■ INPUT RECORDS ■
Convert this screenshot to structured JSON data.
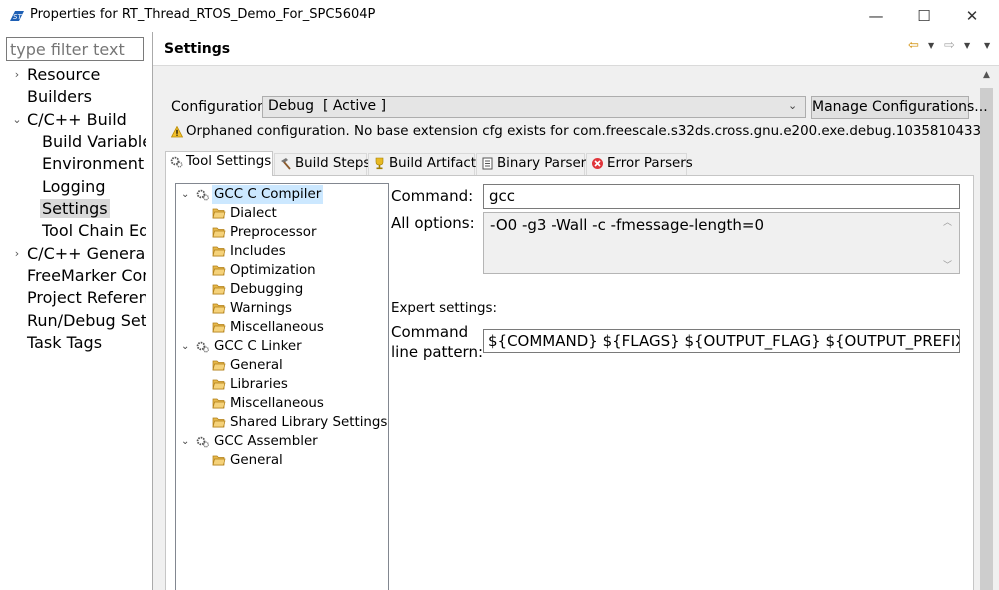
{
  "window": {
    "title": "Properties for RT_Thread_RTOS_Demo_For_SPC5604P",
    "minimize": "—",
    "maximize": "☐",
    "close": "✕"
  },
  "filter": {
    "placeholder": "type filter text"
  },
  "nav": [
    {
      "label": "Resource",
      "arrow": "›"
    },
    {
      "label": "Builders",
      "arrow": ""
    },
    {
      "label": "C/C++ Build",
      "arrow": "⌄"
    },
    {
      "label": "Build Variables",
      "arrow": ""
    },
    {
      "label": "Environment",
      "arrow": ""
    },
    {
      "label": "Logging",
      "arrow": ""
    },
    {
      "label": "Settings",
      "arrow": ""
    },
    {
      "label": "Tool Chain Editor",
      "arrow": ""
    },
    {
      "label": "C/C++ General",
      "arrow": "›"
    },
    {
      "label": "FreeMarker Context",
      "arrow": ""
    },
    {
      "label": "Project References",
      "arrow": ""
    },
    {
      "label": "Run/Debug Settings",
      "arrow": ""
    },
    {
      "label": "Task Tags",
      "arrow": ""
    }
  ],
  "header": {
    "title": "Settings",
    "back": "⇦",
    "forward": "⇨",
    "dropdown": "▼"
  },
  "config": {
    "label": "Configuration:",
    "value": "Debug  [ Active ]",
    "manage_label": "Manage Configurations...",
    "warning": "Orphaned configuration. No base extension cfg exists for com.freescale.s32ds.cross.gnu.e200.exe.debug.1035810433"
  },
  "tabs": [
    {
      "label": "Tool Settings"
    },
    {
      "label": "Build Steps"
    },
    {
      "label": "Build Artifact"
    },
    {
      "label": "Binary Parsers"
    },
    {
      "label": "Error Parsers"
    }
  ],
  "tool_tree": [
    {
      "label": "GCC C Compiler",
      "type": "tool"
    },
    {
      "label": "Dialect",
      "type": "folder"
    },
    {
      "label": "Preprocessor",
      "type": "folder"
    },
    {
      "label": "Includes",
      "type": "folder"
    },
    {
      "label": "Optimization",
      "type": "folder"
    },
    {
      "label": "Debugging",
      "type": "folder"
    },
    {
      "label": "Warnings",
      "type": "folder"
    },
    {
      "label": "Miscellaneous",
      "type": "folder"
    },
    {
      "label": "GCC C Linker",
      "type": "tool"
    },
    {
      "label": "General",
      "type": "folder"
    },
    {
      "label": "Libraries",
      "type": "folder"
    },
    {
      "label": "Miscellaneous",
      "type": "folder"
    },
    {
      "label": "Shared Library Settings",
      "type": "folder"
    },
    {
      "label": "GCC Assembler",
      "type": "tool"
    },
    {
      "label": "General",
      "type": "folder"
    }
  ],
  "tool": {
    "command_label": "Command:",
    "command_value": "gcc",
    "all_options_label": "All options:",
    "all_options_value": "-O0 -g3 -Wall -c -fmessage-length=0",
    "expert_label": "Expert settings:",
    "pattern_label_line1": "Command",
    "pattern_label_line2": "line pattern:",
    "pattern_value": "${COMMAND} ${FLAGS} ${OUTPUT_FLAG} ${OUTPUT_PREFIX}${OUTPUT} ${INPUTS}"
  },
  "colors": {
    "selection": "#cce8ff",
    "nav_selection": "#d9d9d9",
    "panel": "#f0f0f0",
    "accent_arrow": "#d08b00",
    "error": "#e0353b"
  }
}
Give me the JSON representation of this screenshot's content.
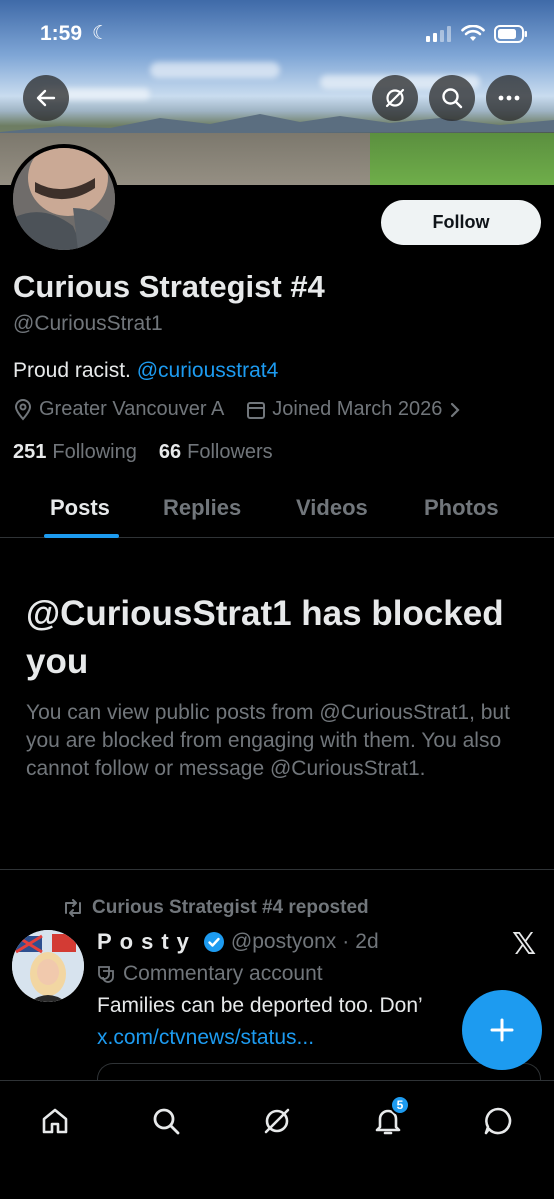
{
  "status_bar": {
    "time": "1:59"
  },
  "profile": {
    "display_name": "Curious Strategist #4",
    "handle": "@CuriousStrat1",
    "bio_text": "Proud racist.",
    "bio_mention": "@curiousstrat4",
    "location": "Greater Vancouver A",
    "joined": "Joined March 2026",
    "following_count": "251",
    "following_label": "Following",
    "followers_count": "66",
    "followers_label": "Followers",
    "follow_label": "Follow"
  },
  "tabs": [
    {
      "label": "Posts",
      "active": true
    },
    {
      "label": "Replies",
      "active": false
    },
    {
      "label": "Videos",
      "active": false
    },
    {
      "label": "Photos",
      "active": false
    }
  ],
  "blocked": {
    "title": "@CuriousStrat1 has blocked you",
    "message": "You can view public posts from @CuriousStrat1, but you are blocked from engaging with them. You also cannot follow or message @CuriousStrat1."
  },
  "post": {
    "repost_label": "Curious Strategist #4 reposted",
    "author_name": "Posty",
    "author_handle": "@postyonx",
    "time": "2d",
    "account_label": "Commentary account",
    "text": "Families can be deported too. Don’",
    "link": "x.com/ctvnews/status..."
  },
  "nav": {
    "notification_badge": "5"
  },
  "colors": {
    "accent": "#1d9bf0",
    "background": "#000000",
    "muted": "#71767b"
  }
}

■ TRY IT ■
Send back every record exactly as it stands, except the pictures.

■ EXERCISE RESPONSE ■
Convert this screenshot to structured JSON data.
{
  "window": {
    "title": "Properties for RT_Thread_RTOS_Demo_For_SPC5604P",
    "minimize": "—",
    "maximize": "☐",
    "close": "✕"
  },
  "filter": {
    "placeholder": "type filter text"
  },
  "nav": [
    {
      "label": "Resource",
      "arrow": "›"
    },
    {
      "label": "Builders",
      "arrow": ""
    },
    {
      "label": "C/C++ Build",
      "arrow": "⌄"
    },
    {
      "label": "Build Variables",
      "arrow": ""
    },
    {
      "label": "Environment",
      "arrow": ""
    },
    {
      "label": "Logging",
      "arrow": ""
    },
    {
      "label": "Settings",
      "arrow": ""
    },
    {
      "label": "Tool Chain Editor",
      "arrow": ""
    },
    {
      "label": "C/C++ General",
      "arrow": "›"
    },
    {
      "label": "FreeMarker Context",
      "arrow": ""
    },
    {
      "label": "Project References",
      "arrow": ""
    },
    {
      "label": "Run/Debug Settings",
      "arrow": ""
    },
    {
      "label": "Task Tags",
      "arrow": ""
    }
  ],
  "header": {
    "title": "Settings",
    "back": "⇦",
    "forward": "⇨",
    "dropdown": "▼"
  },
  "config": {
    "label": "Configuration:",
    "value": "Debug  [ Active ]",
    "manage_label": "Manage Configurations...",
    "warning": "Orphaned configuration. No base extension cfg exists for com.freescale.s32ds.cross.gnu.e200.exe.debug.1035810433"
  },
  "tabs": [
    {
      "label": "Tool Settings"
    },
    {
      "label": "Build Steps"
    },
    {
      "label": "Build Artifact"
    },
    {
      "label": "Binary Parsers"
    },
    {
      "label": "Error Parsers"
    }
  ],
  "tool_tree": [
    {
      "label": "GCC C Compiler",
      "type": "tool"
    },
    {
      "label": "Dialect",
      "type": "folder"
    },
    {
      "label": "Preprocessor",
      "type": "folder"
    },
    {
      "label": "Includes",
      "type": "folder"
    },
    {
      "label": "Optimization",
      "type": "folder"
    },
    {
      "label": "Debugging",
      "type": "folder"
    },
    {
      "label": "Warnings",
      "type": "folder"
    },
    {
      "label": "Miscellaneous",
      "type": "folder"
    },
    {
      "label": "GCC C Linker",
      "type": "tool"
    },
    {
      "label": "General",
      "type": "folder"
    },
    {
      "label": "Libraries",
      "type": "folder"
    },
    {
      "label": "Miscellaneous",
      "type": "folder"
    },
    {
      "label": "Shared Library Settings",
      "type": "folder"
    },
    {
      "label": "GCC Assembler",
      "type": "tool"
    },
    {
      "label": "General",
      "type": "folder"
    }
  ],
  "tool": {
    "command_label": "Command:",
    "command_value": "gcc",
    "all_options_label": "All options:",
    "all_options_value": "-O0 -g3 -Wall -c -fmessage-length=0",
    "expert_label": "Expert settings:",
    "pattern_label_line1": "Command",
    "pattern_label_line2": "line pattern:",
    "pattern_value": "${COMMAND} ${FLAGS} ${OUTPUT_FLAG} ${OUTPUT_PREFIX}${OUTPUT} ${INPUTS}"
  },
  "colors": {
    "selection": "#cce8ff",
    "nav_selection": "#d9d9d9",
    "panel": "#f0f0f0",
    "accent_arrow": "#d08b00",
    "error": "#e0353b"
  }
}
Give me the JSON representation of this screenshot's content.
{
  "status_bar": {
    "time": "1:59"
  },
  "profile": {
    "display_name": "Curious Strategist #4",
    "handle": "@CuriousStrat1",
    "bio_text": "Proud racist.",
    "bio_mention": "@curiousstrat4",
    "location": "Greater Vancouver A",
    "joined": "Joined March 2026",
    "following_count": "251",
    "following_label": "Following",
    "followers_count": "66",
    "followers_label": "Followers",
    "follow_label": "Follow"
  },
  "tabs": [
    {
      "label": "Posts",
      "active": true
    },
    {
      "label": "Replies",
      "active": false
    },
    {
      "label": "Videos",
      "active": false
    },
    {
      "label": "Photos",
      "active": false
    }
  ],
  "blocked": {
    "title": "@CuriousStrat1 has blocked you",
    "message": "You can view public posts from @CuriousStrat1, but you are blocked from engaging with them. You also cannot follow or message @CuriousStrat1."
  },
  "post": {
    "repost_label": "Curious Strategist #4 reposted",
    "author_name": "Posty",
    "author_handle": "@postyonx",
    "time": "2d",
    "account_label": "Commentary account",
    "text": "Families can be deported too. Don’",
    "link": "x.com/ctvnews/status..."
  },
  "nav": {
    "notification_badge": "5"
  },
  "colors": {
    "accent": "#1d9bf0",
    "background": "#000000",
    "muted": "#71767b"
  }
}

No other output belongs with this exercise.